"Once again, you took the most extreme path on everything from voucher schools to wind energy to clean water," the Kenosha Dem said.
He said the school choice proposals both on the floor and in the budget would erode financial and academic accountability in the Milwaukee Parental Choice Program, before charging that Republicans' proposal to withdraw a rule on wind energy directly targets some of the most productive companies in Wisconsin.
"If I were you, I would quit rubber stamping this agenda," Barca said.
The Senate voted to send a bill repealing wind power generation siting rules back to the Senate Organization Committee.
The rules, promulgated by the Public Service Commission, took effect on March 1.
Dems opposed referring the bill back to committee. Senate Minority Leader Mark Miller, D-Monona, urged the body to take up the bill today and vote it down. He said that would send a signal to the wind energy industry that the legislature is in support of it.
But Sen. Frank Lasee, R-De Pere, said the bill is being sent back for further discussion. He said windmills are harmful to adjacent property owners, and wind energy drives up costs for ratepayers.
A quorum call has started in the Assembly, with a series of resolutions on the agenda first -- highlighted by a commemoration of U.S. Army Lt. Col. Paul Bartz of Waterloo, who died during military service in Afghanistan in May 2010.
Lawmakers are expected to go into caucus following the resolutions.
For the first time since the protests gripped the Capitol in February, lawmakers are meeting in the Senate today without a heavy police presence.
During the height of the protests, the hallways outside the Senate chamber were guarded by state police, and the public was not allowed near the doors. The public was allowed to view the proceedings from the gallery above with several officers posted there as well.
Today, there are no officers in the chamber or patrolling outside.
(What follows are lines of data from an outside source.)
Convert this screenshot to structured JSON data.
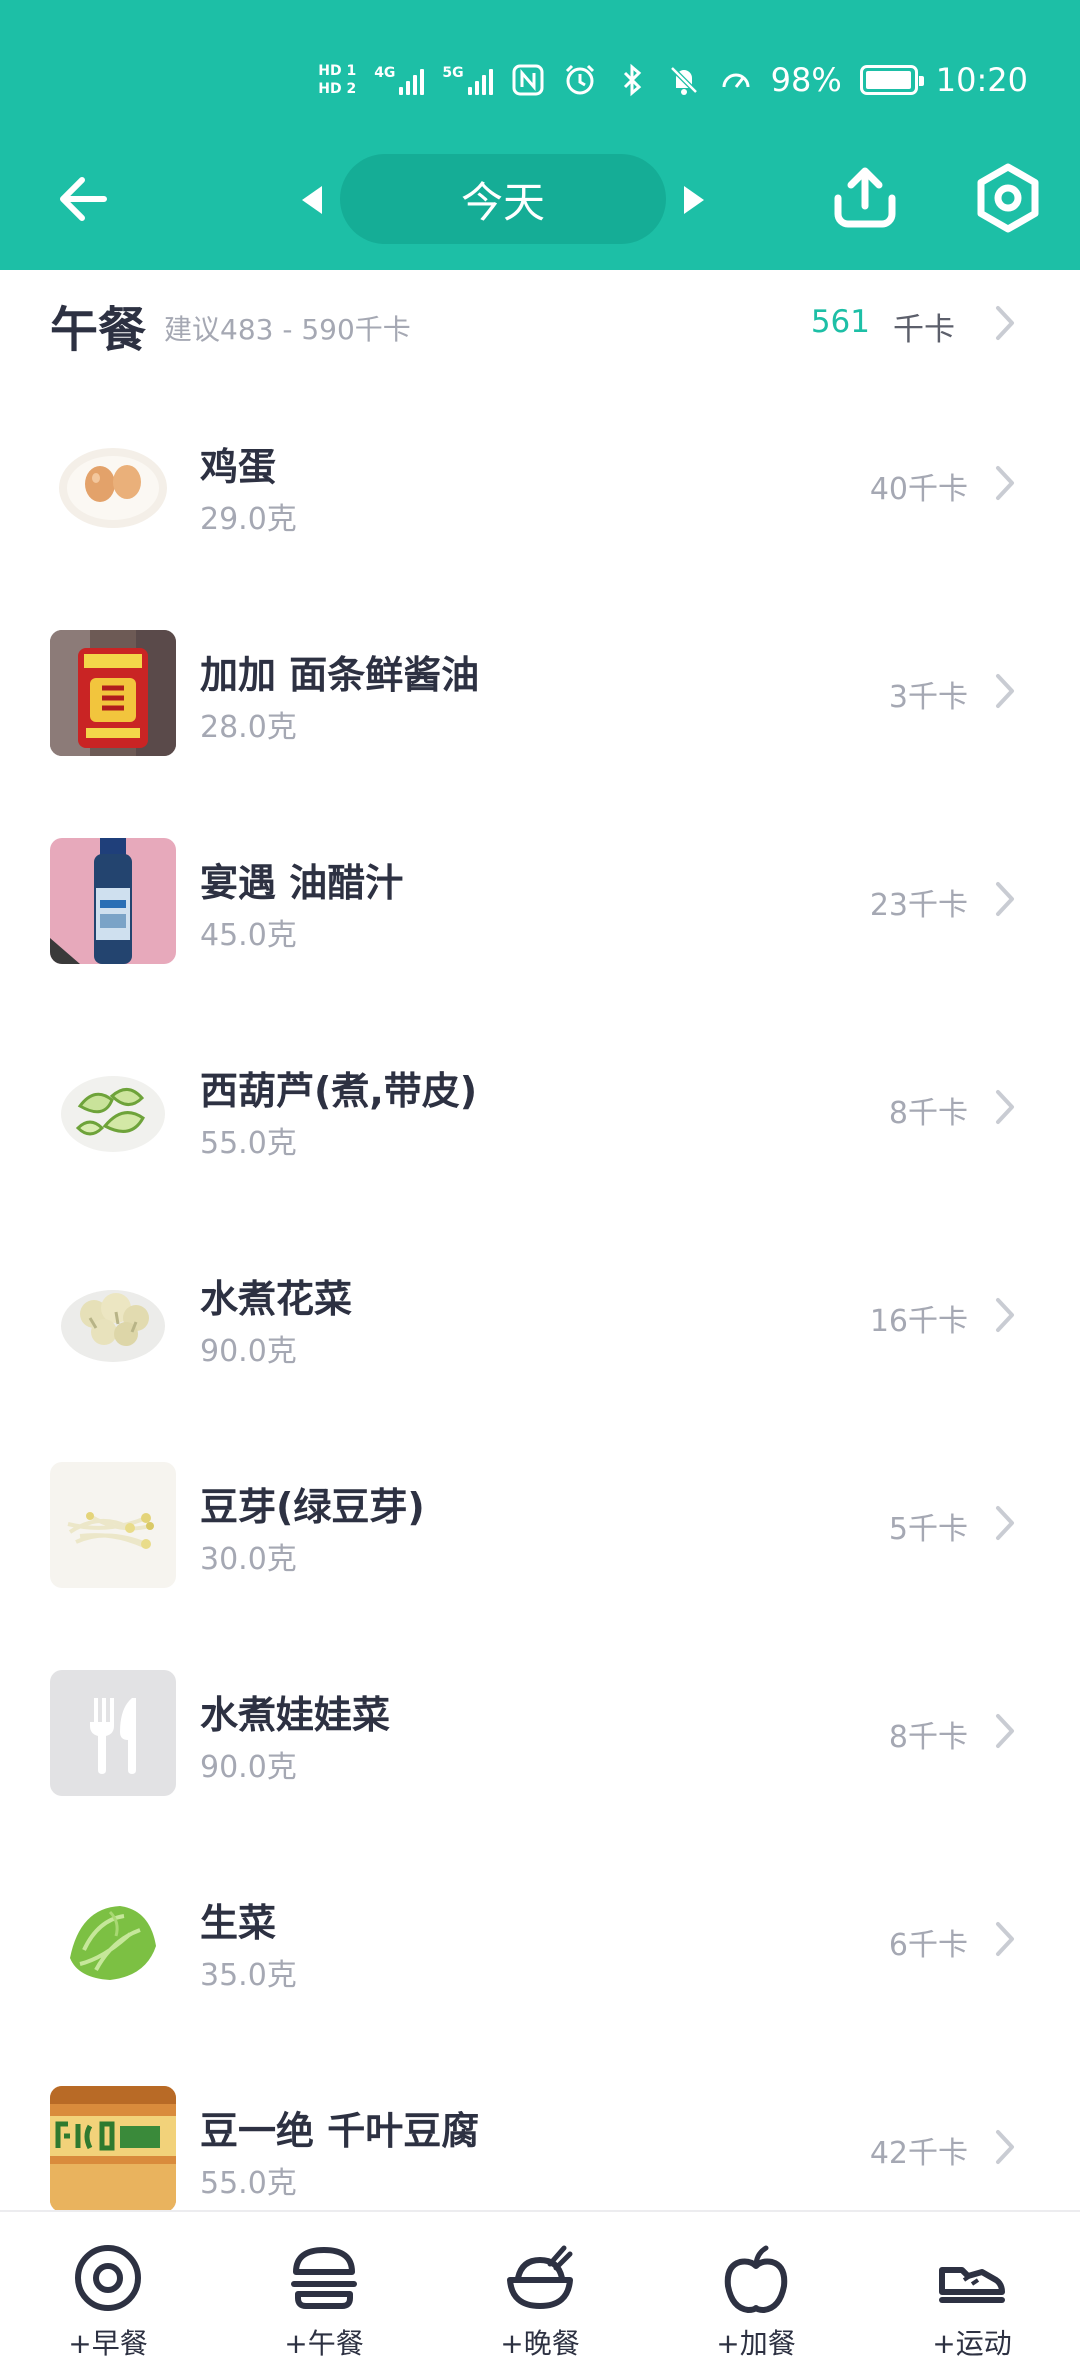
{
  "status_bar": {
    "hd1": "HD 1",
    "hd2": "HD 2",
    "net1": "4G",
    "net2": "5G",
    "battery": "98%",
    "time": "10:20",
    "battery_level": 0.98
  },
  "nav": {
    "date_label": "今天"
  },
  "meal_header": {
    "title": "午餐",
    "suggestion": "建议483 - 590千卡",
    "kcal_total": "561",
    "kcal_unit": "千卡"
  },
  "foods": [
    {
      "name": "鸡蛋",
      "weight": "29.0克",
      "kcal": "40千卡",
      "icon": "egg-image"
    },
    {
      "name": "加加 面条鲜酱油",
      "weight": "28.0克",
      "kcal": "3千卡",
      "icon": "soy-sauce-bottle-image"
    },
    {
      "name": "宴遇 油醋汁",
      "weight": "45.0克",
      "kcal": "23千卡",
      "icon": "vinegar-dressing-bottle-image"
    },
    {
      "name": "西葫芦(煮,带皮)",
      "weight": "55.0克",
      "kcal": "8千卡",
      "icon": "zucchini-image"
    },
    {
      "name": "水煮花菜",
      "weight": "90.0克",
      "kcal": "16千卡",
      "icon": "cauliflower-image"
    },
    {
      "name": "豆芽(绿豆芽)",
      "weight": "30.0克",
      "kcal": "5千卡",
      "icon": "bean-sprout-image"
    },
    {
      "name": "水煮娃娃菜",
      "weight": "90.0克",
      "kcal": "8千卡",
      "icon": "fork-knife-placeholder-icon"
    },
    {
      "name": "生菜",
      "weight": "35.0克",
      "kcal": "6千卡",
      "icon": "lettuce-image"
    },
    {
      "name": "豆一绝 千叶豆腐",
      "weight": "55.0克",
      "kcal": "42千卡",
      "icon": "tofu-package-image"
    }
  ],
  "bottom_nav": [
    {
      "label": "+早餐",
      "icon": "fried-egg-icon"
    },
    {
      "label": "+午餐",
      "icon": "burger-icon"
    },
    {
      "label": "+晚餐",
      "icon": "rice-bowl-icon"
    },
    {
      "label": "+加餐",
      "icon": "apple-icon"
    },
    {
      "label": "+运动",
      "icon": "sneaker-icon"
    }
  ],
  "colors": {
    "accent": "#1dbfa6",
    "pill": "#15ad96",
    "text_dark": "#2d3142",
    "text_muted": "#a5a8b3"
  }
}
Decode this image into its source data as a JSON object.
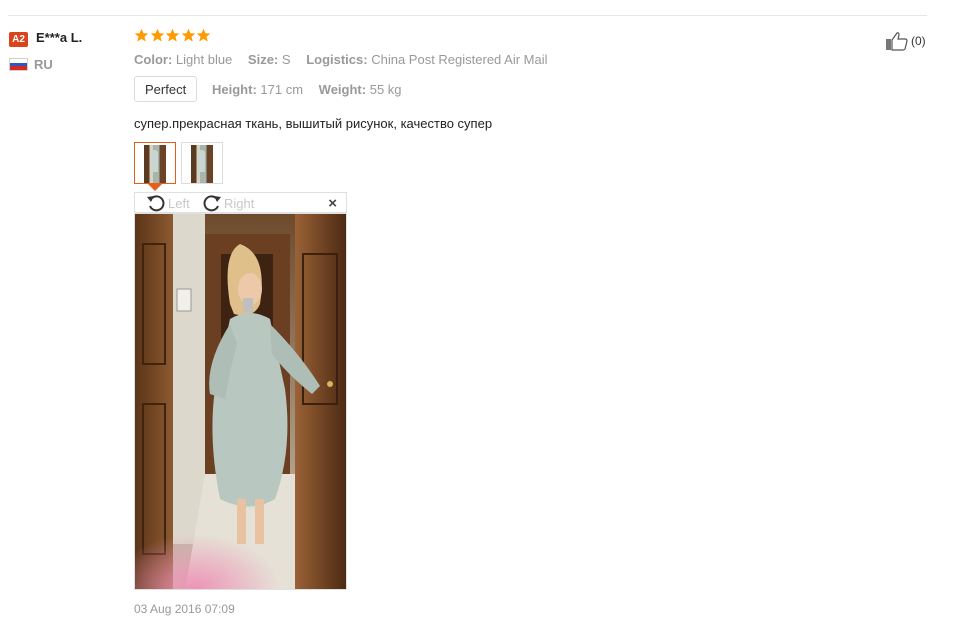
{
  "reviewer": {
    "badge": "A2",
    "name": "E***a L.",
    "country": "RU",
    "flag_colors": [
      "#ffffff",
      "#2f56c2",
      "#d52b1e"
    ]
  },
  "rating": {
    "stars": 5,
    "max": 5,
    "color": "#ff9a00"
  },
  "attributes": [
    {
      "key": "Color:",
      "value": "Light blue"
    },
    {
      "key": "Size:",
      "value": "S"
    },
    {
      "key": "Logistics:",
      "value": "China Post Registered Air Mail"
    }
  ],
  "fit_tag": "Perfect",
  "measurements": [
    {
      "key": "Height:",
      "value": "171 cm"
    },
    {
      "key": "Weight:",
      "value": "55 kg"
    }
  ],
  "review_text": "супер.прекрасная ткань, вышитый рисунок, качество супер",
  "thumbnails": [
    {
      "name": "photo-1",
      "selected": true
    },
    {
      "name": "photo-2",
      "selected": false
    }
  ],
  "viewer": {
    "rotate_left_label": "Left",
    "rotate_right_label": "Right",
    "close_symbol": "×"
  },
  "date": "03 Aug 2016 07:09",
  "helpful": {
    "count_label": "(0)",
    "icon": "thumbs-up-icon"
  },
  "accent_color": "#e45e1c"
}
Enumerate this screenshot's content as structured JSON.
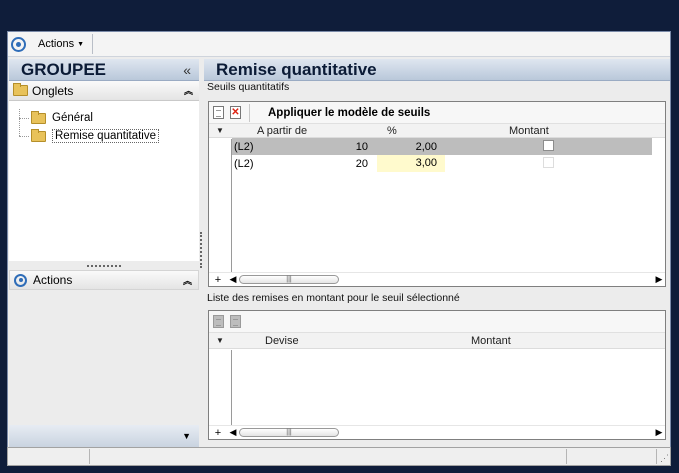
{
  "toolbar": {
    "actions_label": "Actions"
  },
  "left": {
    "title": "GROUPEE",
    "collapse_glyph": "«",
    "onglets_label": "Onglets",
    "tabs": [
      {
        "label": "Général"
      },
      {
        "label": "Remise quantitative"
      }
    ],
    "actions_label": "Actions"
  },
  "main": {
    "title": "Remise quantitative",
    "thresholds_label": "Seuils quantitatifs",
    "apply_model_label": "Appliquer le modèle de seuils",
    "columns": {
      "from": "A partir de",
      "percent": "%",
      "amount": "Montant"
    },
    "rows": [
      {
        "code": "(L2)",
        "from": "10",
        "percent": "2,00",
        "amount": false
      },
      {
        "code": "(L2)",
        "from": "20",
        "percent": "3,00",
        "amount": false
      }
    ],
    "amount_list_label": "Liste des remises en montant pour le seuil sélectionné",
    "amount_columns": {
      "currency": "Devise",
      "amount": "Montant"
    }
  },
  "icons": [
    "app-circle-icon",
    "folder-icon",
    "document-icon",
    "delete-icon",
    "chevron-up-icon",
    "chevron-down-icon"
  ],
  "colors": {
    "header_bg": "#c3d0e1",
    "selected_row": "#bdbdbd",
    "edited_cell": "#fffacd",
    "accent": "#2f6db8"
  }
}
As usual, there are several Sergeant at Arms staffers in the chamber and manning the tables at the doors to the Senate vestibule to ensure only lawmakers and staffers are allowed in.
Sergeant at Arms Ted Blazel said Capitol Police will have a presence today in the building with both houses in. But there was no specific request for officers to guard the chamber today.
Assembly Minority Leader Peter Barca charged this morning that this week's scheduled Assembly votes show Republicans are "hearing footsteps" in the aftermath of special election results in the 94th AD last week.
"People are tired of the attack on the middle class, and it is coming through loud and clear," Barca, D-Kenosha, said at a press conference ahead of the Assembly session.
He ripped proposed bills on wind energy and municipal water supplies, highlighting today's session as a "parade of voucher school giveaways."
Rep. Kelda Roys, D-Madison, called out four GOP lawmakers in particular -- Keith Ripp of Lodi, Howard Marklein of Spring Green, Travis Tranel of Cuba City and John Klenke of Green Bay -- over thousands in campaign and independent expenditures from school choice groups.
"They are going whole-scale along with this right-wing agenda to privatize public education," Roys said.
Dems also ripped the voter ID bill scheduled for a vote tomorrow, with Roys saying it will cost $8 million to implement and millions more in legal costs to defend "the harshest attack on voters of any state in the country."